Quotations Of The Week. Democratic Party leader Zoran "Djindjic and [former NATO Secretary General Javier] Solana agreed yesterday on some scholarships.... Solana, as you know, personifies the formal decision to bomb Yugoslavia [in 1999]. His wrinkled face will never be erased from the memories of the Serbian nation. Djindjic's effort to dignify this face with Serbian children is so low, so revolting that the only possible reaction would be disgust if it were not for condemnation." -- Indicted war criminal and Yugoslav Deputy Prime Minister Nikola Sainovic, in Belgrade on 22 June. Quoted by Reuters.
"And the daddy of them all--160-mm, that's the largest mortar I've ever seen. That is a massive piece of kit. You could do a vast amount of damage with that. There are 13 of those in total." -- British Captain Steve Jermys, showing Reuters' Hugh Pain around KFOR's recent haul of UCK weapons from the Drenica valley on 21 June. Pain described the British officers' account of their discovery as "Tutankhamun's tomb." The find came about only because one sergeant spotted something on a hillside that seemed "somehow not quite right." The something turned out to be a lintel next to a padlocked door that led to a bunker.

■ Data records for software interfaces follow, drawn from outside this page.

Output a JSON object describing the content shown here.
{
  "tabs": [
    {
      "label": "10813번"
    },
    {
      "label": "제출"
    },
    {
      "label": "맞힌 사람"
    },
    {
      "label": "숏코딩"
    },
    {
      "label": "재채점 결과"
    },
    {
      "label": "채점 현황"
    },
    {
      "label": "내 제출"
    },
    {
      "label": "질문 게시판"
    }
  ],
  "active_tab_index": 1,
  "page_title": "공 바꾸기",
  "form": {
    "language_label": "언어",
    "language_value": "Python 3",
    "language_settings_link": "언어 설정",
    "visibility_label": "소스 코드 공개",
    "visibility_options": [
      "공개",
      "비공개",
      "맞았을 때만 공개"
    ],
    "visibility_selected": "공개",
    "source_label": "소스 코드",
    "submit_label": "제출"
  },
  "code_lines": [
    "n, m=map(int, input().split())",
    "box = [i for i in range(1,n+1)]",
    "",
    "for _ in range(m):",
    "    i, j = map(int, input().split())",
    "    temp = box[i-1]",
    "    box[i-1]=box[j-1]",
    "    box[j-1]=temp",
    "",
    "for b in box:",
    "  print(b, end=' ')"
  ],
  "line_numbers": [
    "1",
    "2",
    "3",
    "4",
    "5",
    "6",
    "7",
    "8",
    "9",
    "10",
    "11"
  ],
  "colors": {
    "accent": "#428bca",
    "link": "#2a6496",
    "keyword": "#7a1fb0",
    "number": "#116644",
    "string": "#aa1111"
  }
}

"The yield of the first two bunkers has been estimated to fully outfit two heavy infantry companies, eliminate the entire population of Prishtina, and destroy 900-1,000 tanks." -- KFOR leaflet quoted by Pain.